Examine the material of the stein in question. Steins are generally made of several materials, including pewter, stone, earthenware, and wood. Wood steins are rarer, since they predate the 1800s.
Check for a hinged lid. As the introduction mentions, beer steins were created as a result of the outbreak of bubonic plague in the mid-1300's. The hinged lid was meant to maintain the cleanliness of the beverage contained in the stein.
Look for the country in which the stein was made. If it is stamped "Made in Germany", it is a strong indicator of the stein's authenticity. This was obviously not done in English, but in an old German alphabet called Fraktur Font which was phased out by the 1940s. There is a link to a character-by-character Fraktur font in the "References" section of this article.
Measure the beer stein. Traditionally, authentic German beer steins were two times as tall as they were wide--they were very tall and thin, although there are exceptions.

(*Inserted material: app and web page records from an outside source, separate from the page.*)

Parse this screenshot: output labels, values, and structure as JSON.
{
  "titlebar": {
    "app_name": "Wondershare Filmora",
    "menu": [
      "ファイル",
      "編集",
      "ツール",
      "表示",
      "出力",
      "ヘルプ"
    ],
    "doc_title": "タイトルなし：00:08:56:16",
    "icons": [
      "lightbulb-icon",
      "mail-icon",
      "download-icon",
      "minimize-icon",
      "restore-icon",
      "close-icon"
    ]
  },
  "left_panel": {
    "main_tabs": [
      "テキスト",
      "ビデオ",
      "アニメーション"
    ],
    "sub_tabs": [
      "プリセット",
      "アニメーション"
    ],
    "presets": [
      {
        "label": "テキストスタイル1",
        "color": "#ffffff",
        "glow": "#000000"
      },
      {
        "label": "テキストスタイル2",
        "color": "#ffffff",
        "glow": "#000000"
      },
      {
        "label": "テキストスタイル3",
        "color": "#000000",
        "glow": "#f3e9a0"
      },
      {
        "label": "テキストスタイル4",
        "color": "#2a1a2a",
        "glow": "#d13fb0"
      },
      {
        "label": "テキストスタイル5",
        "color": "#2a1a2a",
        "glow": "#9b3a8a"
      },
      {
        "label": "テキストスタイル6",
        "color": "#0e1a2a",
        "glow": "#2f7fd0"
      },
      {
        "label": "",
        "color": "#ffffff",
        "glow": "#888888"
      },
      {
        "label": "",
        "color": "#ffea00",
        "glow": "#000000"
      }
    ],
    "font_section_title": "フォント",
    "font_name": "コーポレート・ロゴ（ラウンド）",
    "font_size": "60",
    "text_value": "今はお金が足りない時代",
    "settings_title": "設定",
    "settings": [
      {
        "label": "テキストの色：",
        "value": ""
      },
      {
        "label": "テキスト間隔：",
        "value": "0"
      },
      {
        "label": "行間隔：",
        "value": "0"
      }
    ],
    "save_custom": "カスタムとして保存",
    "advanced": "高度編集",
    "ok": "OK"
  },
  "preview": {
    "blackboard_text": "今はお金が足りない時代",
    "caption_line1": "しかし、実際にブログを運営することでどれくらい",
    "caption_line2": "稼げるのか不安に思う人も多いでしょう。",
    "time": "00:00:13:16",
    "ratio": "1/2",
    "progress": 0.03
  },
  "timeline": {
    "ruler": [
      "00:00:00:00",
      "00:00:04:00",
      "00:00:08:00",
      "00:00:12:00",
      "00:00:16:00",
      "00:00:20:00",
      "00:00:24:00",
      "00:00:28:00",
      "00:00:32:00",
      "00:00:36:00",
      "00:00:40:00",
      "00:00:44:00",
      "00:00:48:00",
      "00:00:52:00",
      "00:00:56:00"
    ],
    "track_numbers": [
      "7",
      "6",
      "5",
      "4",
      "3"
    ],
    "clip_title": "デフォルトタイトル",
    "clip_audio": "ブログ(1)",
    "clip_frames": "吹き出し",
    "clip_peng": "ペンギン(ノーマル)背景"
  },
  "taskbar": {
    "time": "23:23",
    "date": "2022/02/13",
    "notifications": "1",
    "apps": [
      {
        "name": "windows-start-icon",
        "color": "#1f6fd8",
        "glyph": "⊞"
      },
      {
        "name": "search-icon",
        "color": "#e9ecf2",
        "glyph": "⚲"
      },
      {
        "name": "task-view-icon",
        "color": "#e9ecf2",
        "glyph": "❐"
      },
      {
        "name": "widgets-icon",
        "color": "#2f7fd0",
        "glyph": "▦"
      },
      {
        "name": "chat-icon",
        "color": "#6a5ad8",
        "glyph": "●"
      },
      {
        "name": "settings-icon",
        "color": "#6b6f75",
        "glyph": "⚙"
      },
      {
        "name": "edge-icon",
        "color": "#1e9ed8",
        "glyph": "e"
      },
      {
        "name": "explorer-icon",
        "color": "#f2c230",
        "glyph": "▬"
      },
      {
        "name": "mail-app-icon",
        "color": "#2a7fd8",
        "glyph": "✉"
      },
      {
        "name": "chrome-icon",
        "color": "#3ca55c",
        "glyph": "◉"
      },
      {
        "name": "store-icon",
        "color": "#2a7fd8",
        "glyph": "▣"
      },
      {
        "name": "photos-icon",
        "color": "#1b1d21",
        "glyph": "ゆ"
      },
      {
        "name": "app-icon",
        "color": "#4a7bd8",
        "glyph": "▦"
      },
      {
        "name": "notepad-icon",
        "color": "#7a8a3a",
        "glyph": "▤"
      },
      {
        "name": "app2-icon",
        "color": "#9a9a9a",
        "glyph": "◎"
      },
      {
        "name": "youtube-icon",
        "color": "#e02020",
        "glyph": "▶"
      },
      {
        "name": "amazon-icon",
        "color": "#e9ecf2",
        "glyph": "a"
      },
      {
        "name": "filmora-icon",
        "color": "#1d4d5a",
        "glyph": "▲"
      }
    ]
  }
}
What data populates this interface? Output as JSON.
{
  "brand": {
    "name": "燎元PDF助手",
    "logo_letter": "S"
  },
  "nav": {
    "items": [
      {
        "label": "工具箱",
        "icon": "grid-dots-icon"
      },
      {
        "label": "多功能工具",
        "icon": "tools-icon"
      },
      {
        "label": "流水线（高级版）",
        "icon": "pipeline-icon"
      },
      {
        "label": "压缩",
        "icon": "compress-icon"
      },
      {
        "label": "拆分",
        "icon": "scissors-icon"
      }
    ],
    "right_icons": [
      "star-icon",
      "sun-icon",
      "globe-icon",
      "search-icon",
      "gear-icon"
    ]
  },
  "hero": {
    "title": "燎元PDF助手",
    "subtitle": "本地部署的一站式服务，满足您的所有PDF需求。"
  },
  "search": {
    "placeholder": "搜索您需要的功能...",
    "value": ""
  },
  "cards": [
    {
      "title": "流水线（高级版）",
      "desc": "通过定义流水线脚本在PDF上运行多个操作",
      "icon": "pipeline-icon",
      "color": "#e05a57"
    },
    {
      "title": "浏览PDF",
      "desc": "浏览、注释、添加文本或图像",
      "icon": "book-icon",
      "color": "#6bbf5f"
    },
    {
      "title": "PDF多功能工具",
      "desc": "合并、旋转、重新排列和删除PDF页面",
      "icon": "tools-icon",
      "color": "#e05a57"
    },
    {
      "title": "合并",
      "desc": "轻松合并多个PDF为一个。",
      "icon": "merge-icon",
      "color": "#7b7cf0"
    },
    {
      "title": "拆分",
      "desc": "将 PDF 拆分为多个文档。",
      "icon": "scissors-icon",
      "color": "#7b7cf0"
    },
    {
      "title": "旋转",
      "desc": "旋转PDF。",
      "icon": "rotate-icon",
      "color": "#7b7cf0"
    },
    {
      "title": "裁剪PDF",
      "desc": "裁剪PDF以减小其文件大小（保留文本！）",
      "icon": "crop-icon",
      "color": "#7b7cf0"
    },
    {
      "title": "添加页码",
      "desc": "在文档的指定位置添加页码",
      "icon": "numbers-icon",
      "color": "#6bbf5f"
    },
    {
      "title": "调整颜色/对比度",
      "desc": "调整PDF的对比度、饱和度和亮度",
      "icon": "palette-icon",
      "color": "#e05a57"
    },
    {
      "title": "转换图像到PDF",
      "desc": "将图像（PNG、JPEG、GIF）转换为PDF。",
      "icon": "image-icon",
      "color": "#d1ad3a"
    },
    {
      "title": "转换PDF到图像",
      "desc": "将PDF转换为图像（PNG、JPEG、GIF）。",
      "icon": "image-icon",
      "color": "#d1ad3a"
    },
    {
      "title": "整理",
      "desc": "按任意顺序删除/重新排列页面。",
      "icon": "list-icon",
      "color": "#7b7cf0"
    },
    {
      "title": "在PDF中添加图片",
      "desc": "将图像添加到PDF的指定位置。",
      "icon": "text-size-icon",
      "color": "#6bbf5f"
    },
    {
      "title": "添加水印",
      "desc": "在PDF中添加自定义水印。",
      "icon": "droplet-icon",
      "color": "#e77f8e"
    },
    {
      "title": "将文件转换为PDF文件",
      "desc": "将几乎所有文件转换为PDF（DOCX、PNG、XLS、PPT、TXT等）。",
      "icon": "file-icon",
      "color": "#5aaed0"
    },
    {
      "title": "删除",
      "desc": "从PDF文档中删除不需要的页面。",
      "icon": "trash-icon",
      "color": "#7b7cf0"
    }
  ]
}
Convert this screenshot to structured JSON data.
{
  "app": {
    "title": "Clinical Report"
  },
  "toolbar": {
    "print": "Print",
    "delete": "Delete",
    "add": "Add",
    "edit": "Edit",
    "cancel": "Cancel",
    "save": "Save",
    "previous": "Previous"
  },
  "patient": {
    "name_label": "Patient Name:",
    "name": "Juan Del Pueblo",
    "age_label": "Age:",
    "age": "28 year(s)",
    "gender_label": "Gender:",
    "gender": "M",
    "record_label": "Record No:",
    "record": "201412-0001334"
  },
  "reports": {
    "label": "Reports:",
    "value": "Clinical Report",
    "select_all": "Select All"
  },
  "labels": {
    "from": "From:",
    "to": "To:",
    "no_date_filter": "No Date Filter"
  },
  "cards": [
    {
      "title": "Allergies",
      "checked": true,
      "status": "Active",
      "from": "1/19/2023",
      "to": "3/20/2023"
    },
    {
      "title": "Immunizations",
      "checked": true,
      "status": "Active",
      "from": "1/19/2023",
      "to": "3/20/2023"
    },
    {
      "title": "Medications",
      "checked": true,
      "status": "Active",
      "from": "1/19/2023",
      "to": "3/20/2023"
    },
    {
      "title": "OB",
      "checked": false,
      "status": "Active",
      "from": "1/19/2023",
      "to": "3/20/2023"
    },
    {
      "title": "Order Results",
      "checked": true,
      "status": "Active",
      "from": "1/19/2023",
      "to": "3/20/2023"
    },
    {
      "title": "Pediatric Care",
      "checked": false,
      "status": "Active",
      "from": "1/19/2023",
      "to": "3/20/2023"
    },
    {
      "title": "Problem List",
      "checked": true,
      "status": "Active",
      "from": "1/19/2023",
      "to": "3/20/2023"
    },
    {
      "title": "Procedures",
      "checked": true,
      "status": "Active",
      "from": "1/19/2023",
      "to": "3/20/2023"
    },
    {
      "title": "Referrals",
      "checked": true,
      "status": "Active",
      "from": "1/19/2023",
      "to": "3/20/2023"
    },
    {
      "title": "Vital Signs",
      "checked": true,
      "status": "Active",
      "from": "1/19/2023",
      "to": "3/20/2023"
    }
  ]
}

Check for detailed engravings. Although the earliest beer steins were not decorative, later on artists produced remarkably engraved beer steins--for example, Royal Vienna, Mettlach, and Meissen steins were all characteristically ornate. They were hand-painted and magnificently engraved.